- Six definitely have an institutional standard with compulsory/required/expected elements.
- Three offer institutionally recommended good practice guidance.
- Fourteen seemed to have no institutional standard requirement or expectation.
- For one institution I couldn’t find any detail one way or another.
I’ve collated a list with details of what each standard or recommendation above consists but one immediate thought on the above is that there might well be standards at faculty or school/departmental level where there is no institutional requirement. It would be useful to uncover this information as my own feeling is that handing over standards to more local levels is probably the way to move in the future, which we’ll discuss in a later post on any recommendations that emerge from our evaluation work.
Also immediately what we would want to do next is to contact institutions directly and try to confirm whether what we have found accurately reflects their situation and to get a little more detail on the whys and hows as listed above in this post (and we’ll also first need to look into ethical approval around this if we are intending to publish our results) and if there might be more local standards that aren’t found on central websites and I’ll make this list available when it is as complete as possible.
Another question this simple snapshot of Russell Group institutions raises for me is whether Liverpool is leading in this area, as we appear to be in the minority here, or alternatively whether we were late-arrivers to the debate around minimum standards and have taken a different direction to the majority?

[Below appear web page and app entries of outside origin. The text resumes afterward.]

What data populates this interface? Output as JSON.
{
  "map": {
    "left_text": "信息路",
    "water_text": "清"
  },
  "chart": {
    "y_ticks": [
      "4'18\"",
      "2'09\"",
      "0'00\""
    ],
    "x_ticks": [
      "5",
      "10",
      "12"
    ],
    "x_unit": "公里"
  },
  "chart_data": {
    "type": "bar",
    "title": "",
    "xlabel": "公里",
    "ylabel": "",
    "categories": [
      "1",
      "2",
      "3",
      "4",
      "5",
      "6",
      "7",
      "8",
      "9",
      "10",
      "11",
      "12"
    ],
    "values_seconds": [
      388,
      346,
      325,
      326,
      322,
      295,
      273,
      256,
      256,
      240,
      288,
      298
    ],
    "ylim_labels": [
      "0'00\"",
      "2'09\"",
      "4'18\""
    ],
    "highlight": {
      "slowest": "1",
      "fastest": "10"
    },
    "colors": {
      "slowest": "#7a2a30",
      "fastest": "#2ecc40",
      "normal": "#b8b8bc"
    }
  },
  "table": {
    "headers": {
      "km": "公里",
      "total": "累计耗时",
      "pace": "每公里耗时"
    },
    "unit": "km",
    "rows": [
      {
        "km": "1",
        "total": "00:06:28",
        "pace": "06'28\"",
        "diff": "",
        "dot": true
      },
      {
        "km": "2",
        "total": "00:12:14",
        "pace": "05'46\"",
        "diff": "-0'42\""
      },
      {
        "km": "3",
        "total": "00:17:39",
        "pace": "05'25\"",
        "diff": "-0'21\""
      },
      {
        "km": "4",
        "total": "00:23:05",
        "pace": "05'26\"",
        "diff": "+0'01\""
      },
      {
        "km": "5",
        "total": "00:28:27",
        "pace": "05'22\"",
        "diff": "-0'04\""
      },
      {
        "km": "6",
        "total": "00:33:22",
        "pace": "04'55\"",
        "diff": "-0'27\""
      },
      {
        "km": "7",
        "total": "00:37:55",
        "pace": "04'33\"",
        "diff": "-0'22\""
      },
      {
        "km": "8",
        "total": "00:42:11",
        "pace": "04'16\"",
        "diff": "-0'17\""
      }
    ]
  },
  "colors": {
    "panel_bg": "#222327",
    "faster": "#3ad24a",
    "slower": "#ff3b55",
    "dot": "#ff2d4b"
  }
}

Obviously the snapshot view is unconfirmed and looking at a bigger group of institutions would give better data but as I began to discuss in the first Baseline evaluation post we want to look at the evidence used that informed the decision to make this one of the first initiatives to comprise our institutional TEL strategy to assess its strengths and its limits. Does this snapshot view tell a contrasting story to that of other sources of evidence used to develop TEL strategy and the Baseline originally? Are there any similarities between Liverpool and the other Russell group institutions that have a standard in place? I’d be interested to discover the extent to which minimum standards policies feature in Technology Enhanced Learning strategies and policies in HEIs when measured in a larger sample group. Thinking further about the sample group I wondered whether we should follow this 2014 UCISA report and look at all pre-92 institutions for a greater mix of institution types and with time post-92 institutions. More work but valuable for developing our understanding.
In a similar fashion to that of the original Baseline development representing an opportunity to look at some of the internal evidence of the ways in which the VLE is being used within the institution, this outward-looking work also offered the opportunity to richly inform our thinking and strategic approach by looking to the sector and the experience and evidence here. We want to assess the extent these sources of evidence were exploited in the original development and how they could be in the future as part of our recommendations for any future institutional TEL initiatives.
As an almost tangential sign-off, when thinking about what I’d write for this post I realised that I have been using the terms ‘benchmark’ and ‘benchmarking’ unthinkingly. Then I panicked, what are they and why would you want to do this? This panic didn’t last long as found this useful-looking JISC resource what is benchmarking? If anyone knows more about this guide we’d appreciate your thoughts and advice but I think I am going to use it for writing up this sector scene-setting aspect of our evaluation work.